Most software teams have the following:
Incidents and incident data
Bugs and bug reports
On-call rotations and pages
Observability tooling (e.g. DataDog, New Relic, Honeycomb)
Internal tooling and support tooling
These processes, data, and tooling are invaluable to see where your system fails and learn how it gets fixed. Your system’s failure ecosystem is important and valuable for a whole host of reasons.
First, onboarding into mature systems often can be an extremely daunting, many month (or year) process. This is true for both managers and ICs. Failure streams are a short circuit to understanding the system, because failures are where the system is interesting and nuanced. Failures are where the heart of complexity, entropy, and flux in the system are. Everything that doesn’t fail behaves like the architecture diagram. Failures show where the architecture isn’t working as intended. By focusing on failures, engineers can onboard quickly into the most important part of the system - the part with problems.

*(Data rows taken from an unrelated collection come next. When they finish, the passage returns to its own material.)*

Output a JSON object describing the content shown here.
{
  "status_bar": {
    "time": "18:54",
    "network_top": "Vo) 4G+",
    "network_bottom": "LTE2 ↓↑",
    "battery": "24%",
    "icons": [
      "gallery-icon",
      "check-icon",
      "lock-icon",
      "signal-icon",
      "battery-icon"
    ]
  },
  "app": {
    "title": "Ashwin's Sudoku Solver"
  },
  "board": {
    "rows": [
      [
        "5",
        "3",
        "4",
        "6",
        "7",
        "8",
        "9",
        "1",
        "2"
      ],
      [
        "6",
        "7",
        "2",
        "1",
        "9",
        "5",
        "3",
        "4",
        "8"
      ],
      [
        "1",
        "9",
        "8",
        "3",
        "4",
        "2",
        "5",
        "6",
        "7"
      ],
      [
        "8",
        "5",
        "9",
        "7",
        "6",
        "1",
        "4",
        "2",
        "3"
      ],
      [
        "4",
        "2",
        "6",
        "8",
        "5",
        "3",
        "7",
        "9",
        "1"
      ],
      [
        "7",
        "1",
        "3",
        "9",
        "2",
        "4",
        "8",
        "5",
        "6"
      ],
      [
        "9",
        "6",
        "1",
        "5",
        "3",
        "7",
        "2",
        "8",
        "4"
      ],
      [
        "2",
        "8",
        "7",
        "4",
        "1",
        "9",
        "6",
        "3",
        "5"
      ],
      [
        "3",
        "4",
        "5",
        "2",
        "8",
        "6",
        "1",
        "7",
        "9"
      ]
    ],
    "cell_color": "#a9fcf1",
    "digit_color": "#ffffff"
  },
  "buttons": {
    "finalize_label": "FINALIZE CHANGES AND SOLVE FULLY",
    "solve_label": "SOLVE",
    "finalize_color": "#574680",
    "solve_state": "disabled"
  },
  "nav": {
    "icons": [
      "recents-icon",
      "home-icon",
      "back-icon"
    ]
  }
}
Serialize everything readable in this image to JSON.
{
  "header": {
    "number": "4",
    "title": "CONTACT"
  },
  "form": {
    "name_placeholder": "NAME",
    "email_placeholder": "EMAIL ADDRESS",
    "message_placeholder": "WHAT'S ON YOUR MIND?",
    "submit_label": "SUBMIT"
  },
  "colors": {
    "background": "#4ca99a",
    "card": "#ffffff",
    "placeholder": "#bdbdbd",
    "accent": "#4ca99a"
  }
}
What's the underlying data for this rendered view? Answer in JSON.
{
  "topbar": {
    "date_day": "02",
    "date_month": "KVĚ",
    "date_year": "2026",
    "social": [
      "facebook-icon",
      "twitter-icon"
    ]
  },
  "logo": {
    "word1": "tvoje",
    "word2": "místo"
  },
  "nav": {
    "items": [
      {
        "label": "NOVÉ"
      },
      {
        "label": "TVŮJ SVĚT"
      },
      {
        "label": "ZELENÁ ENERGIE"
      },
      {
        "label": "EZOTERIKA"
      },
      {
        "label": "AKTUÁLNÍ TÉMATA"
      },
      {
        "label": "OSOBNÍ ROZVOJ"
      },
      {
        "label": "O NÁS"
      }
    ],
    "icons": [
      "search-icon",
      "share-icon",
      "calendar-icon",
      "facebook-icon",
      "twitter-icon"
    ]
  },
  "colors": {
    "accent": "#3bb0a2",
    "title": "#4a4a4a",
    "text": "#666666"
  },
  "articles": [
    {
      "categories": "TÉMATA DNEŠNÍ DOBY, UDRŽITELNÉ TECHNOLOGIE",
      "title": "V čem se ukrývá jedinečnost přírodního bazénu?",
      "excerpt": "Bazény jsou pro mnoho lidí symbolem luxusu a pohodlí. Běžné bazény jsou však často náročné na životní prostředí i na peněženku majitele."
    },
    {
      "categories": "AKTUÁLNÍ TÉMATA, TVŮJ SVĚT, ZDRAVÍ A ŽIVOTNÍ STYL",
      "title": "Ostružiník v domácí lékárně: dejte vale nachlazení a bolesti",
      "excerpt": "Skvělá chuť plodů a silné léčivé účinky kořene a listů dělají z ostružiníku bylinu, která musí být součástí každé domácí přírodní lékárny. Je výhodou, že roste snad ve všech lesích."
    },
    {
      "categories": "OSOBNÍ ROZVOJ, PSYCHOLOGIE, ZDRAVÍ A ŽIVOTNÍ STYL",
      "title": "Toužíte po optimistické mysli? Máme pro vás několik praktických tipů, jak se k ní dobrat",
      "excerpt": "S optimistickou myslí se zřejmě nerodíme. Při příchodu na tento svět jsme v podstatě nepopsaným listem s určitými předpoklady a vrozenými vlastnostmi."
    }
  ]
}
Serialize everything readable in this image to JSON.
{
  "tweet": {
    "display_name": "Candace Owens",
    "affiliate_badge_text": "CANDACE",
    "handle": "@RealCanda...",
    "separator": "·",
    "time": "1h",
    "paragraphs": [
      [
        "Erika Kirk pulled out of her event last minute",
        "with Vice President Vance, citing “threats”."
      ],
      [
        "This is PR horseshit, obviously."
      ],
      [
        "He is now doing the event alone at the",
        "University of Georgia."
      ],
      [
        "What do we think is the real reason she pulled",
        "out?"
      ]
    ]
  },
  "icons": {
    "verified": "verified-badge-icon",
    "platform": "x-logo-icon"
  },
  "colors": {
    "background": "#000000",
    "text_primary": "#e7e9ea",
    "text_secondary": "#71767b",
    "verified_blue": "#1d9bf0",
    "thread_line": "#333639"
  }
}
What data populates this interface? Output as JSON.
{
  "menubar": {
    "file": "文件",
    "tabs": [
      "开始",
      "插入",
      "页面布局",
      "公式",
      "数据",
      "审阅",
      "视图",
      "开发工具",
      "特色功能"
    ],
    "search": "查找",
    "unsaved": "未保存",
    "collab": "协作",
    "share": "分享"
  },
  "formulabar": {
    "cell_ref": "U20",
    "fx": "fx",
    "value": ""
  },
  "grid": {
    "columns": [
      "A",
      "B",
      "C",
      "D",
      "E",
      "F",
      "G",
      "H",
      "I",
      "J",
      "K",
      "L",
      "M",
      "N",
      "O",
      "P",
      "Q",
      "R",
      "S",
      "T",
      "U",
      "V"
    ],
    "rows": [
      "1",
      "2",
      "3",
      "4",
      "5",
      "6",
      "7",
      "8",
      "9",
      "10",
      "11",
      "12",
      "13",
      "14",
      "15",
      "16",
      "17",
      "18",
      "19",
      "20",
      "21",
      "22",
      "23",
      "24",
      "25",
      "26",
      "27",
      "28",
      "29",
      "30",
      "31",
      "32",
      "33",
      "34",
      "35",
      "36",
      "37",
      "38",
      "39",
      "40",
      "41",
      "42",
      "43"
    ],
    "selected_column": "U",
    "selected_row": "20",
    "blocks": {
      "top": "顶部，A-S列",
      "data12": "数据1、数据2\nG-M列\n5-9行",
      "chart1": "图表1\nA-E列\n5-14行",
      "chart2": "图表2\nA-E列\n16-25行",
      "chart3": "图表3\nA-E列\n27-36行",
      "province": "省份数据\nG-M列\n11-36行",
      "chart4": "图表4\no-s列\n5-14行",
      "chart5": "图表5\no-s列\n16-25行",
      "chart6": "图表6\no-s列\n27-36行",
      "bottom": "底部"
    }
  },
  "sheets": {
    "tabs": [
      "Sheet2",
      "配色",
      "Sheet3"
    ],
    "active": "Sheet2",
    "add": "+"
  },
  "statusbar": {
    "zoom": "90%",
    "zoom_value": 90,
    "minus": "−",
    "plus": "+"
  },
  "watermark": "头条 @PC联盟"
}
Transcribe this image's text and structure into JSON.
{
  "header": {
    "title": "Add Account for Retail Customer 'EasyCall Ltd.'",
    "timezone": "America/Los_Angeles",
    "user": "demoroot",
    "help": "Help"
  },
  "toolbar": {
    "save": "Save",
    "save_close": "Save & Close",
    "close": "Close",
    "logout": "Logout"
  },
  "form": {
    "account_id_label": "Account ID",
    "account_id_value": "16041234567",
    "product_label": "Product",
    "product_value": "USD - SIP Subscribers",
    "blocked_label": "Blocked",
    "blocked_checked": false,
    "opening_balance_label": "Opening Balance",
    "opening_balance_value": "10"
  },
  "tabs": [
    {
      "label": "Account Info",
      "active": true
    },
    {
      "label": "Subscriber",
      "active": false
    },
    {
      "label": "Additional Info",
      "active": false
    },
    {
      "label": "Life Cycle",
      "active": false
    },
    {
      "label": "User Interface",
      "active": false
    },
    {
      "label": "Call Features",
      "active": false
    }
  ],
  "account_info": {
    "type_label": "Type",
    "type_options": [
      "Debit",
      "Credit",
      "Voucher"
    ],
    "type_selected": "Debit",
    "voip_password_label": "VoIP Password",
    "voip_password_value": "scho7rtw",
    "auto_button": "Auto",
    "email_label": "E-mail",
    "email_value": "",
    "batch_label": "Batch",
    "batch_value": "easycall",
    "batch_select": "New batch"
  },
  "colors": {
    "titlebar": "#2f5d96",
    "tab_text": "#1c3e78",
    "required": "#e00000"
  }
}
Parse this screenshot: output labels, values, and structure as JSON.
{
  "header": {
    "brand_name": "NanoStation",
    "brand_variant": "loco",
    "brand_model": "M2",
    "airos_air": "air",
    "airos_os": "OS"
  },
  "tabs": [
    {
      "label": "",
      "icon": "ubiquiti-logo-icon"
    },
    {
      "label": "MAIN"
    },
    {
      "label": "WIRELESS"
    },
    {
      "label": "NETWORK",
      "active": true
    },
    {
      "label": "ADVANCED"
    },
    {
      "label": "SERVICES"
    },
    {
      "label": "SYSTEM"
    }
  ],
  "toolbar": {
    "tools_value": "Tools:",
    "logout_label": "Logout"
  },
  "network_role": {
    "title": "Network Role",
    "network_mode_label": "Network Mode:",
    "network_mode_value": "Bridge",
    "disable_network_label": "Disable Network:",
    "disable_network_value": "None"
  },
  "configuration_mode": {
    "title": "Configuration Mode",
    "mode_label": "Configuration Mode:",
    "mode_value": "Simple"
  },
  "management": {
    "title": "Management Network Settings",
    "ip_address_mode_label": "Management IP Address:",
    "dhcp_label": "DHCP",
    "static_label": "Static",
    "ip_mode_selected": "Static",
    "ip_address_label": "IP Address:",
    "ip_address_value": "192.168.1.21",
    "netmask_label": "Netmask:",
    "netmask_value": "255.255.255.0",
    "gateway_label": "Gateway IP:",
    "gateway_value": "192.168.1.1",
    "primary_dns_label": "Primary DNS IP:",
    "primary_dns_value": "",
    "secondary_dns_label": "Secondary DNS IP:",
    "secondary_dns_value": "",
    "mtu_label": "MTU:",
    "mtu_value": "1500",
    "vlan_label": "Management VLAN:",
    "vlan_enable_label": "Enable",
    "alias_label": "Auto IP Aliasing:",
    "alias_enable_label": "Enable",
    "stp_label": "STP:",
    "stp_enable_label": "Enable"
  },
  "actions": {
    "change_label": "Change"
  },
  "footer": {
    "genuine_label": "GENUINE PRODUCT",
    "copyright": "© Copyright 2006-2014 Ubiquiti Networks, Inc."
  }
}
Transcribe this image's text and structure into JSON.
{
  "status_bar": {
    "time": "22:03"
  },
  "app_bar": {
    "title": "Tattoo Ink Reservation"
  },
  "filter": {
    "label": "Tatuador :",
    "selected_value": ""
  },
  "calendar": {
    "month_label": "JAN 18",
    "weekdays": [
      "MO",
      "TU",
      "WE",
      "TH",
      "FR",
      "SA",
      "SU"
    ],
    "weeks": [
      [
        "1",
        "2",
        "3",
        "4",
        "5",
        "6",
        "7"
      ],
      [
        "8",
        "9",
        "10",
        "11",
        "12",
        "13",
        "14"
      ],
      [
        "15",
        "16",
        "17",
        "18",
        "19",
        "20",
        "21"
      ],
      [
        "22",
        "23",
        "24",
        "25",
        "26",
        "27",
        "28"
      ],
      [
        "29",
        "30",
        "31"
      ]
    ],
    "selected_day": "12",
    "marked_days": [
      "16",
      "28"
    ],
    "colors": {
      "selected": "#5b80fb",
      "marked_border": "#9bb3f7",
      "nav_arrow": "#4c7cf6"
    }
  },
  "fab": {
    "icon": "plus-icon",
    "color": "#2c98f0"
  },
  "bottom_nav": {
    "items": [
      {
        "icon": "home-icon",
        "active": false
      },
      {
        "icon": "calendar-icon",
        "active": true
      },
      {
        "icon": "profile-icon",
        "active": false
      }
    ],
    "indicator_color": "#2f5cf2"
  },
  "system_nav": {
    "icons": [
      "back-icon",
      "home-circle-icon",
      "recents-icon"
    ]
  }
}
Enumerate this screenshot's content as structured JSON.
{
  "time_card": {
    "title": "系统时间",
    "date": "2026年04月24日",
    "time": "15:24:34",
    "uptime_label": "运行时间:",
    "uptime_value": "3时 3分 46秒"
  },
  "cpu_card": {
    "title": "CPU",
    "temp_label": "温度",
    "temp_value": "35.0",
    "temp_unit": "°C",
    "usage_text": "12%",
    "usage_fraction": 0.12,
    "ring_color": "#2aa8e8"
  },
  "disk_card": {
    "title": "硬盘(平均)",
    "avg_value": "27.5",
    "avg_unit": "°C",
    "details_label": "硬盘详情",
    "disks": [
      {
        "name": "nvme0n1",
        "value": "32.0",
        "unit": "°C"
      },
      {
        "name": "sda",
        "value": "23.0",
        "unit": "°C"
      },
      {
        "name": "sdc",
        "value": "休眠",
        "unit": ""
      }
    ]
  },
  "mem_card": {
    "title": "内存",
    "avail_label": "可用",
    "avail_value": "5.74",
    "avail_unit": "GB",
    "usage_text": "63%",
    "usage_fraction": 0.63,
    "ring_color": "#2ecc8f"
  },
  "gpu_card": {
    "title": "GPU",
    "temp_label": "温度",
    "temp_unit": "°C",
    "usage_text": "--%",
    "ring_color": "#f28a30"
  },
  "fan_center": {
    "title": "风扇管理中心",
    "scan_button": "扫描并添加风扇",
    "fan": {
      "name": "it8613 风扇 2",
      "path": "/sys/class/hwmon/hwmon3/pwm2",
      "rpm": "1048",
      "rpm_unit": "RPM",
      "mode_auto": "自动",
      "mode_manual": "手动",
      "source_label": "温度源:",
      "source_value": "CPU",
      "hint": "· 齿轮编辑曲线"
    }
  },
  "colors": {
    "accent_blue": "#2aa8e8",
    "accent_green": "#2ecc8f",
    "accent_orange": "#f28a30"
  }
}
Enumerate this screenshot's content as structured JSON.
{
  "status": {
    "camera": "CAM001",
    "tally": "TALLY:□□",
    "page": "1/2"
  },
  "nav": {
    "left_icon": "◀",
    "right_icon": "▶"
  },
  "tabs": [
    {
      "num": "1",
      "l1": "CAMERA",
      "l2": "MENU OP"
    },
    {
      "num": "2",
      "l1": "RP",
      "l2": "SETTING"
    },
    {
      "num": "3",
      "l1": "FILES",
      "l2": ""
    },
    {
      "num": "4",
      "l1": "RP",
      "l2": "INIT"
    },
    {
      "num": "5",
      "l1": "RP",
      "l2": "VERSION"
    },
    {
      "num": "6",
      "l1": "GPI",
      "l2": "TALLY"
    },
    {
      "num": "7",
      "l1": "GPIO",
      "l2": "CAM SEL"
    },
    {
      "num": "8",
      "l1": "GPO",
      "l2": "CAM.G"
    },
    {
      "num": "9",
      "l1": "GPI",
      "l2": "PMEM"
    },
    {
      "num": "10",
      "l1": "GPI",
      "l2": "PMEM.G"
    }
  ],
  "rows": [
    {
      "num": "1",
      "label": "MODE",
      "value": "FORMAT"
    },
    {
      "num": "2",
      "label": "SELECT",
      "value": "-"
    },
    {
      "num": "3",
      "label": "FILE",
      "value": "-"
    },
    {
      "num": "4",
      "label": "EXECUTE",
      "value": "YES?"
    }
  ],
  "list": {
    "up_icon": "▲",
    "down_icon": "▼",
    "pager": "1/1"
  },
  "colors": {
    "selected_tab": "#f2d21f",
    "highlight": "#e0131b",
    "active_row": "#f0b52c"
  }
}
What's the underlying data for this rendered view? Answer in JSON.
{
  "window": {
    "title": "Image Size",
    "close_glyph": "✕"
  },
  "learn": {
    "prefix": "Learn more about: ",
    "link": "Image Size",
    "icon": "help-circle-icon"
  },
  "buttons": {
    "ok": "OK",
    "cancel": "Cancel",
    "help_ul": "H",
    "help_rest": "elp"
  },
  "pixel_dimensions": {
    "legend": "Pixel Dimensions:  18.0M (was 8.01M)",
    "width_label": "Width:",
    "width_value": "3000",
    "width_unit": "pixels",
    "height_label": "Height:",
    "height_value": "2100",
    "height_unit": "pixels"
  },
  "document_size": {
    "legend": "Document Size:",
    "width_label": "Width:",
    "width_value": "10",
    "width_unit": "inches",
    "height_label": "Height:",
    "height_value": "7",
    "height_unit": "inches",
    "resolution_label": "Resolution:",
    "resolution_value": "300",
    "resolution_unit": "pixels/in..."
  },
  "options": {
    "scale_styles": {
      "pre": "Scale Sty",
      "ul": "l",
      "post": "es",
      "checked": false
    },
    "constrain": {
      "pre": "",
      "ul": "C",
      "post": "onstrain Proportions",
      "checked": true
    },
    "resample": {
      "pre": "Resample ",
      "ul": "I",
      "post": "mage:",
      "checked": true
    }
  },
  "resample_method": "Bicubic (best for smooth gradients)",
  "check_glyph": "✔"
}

Second, failures are where opportunity lives. Technical visions, for example, are ultimately a way of addressing failures; understanding failures are a warp-speed button for being able to thoughtfully craft a technical vision.
In one of my early jobs I spent 9 months trying to find opportunities to improve things. I worked philosophically, from the features down. Around every corner I would find “we already optimize for that” or “it’s not really broken, probably not a priority”.
In contrast - a lot of things were breaking in the system, I just didn’t know about them. If I had tapped into the steam of failures, I would have been thinking about the actual issues that were occurring. That approach would have narrowed the space of consideration from millions of lines of code to hundreds of lines, and from hundreds of services to a few.
Finally, the tooling to detect and triage failures is often the most critical tool set in both the manager and IC toolbox. Knowing how to navigate your team’s observability software and release/revert mechanism is a superpower. Not only does learning the ins and outs of your team’s DataDog / New Relic / Honeycomb… etc. setup give you a much deeper understanding of the system, it gives you a language to inquire and investigate the system whenever you have questions or hypotheses.
Here are some very specific recommendations for your first month at a new job:
Learn the observability tooling and spend 20 minutes a day either investigating questions about the system (e.g. what’s the slowest thing?) or trying to debug active issues.
Shadow as many incidents as possible. Join the Zoom calls where people are triaging. Join the weekly incident review. Do this forever.
Learn where bug and page data lives. Go to bug triage and on-call handoff if they exist.
Shadow an on-call rotation for a week (during the business hours).
Learn about the release/revert mechanism and do hands-on release work.
Note: While much of this advice is engineering focused, most of it is also entirely doable by a somewhat technical PM. In fact, if you’re a somewhat technical PM and want to become a titan, I think these are high value ways to get there.
Also note: a lot of managers/teams might actually intuitively do the exact opposite of this advice – they try to shield new people from the problems to try and make things more pleasant, not scare them… etc. This is a classic case of good intentions working against people. You hire people to solve problems, so show them your problems right away.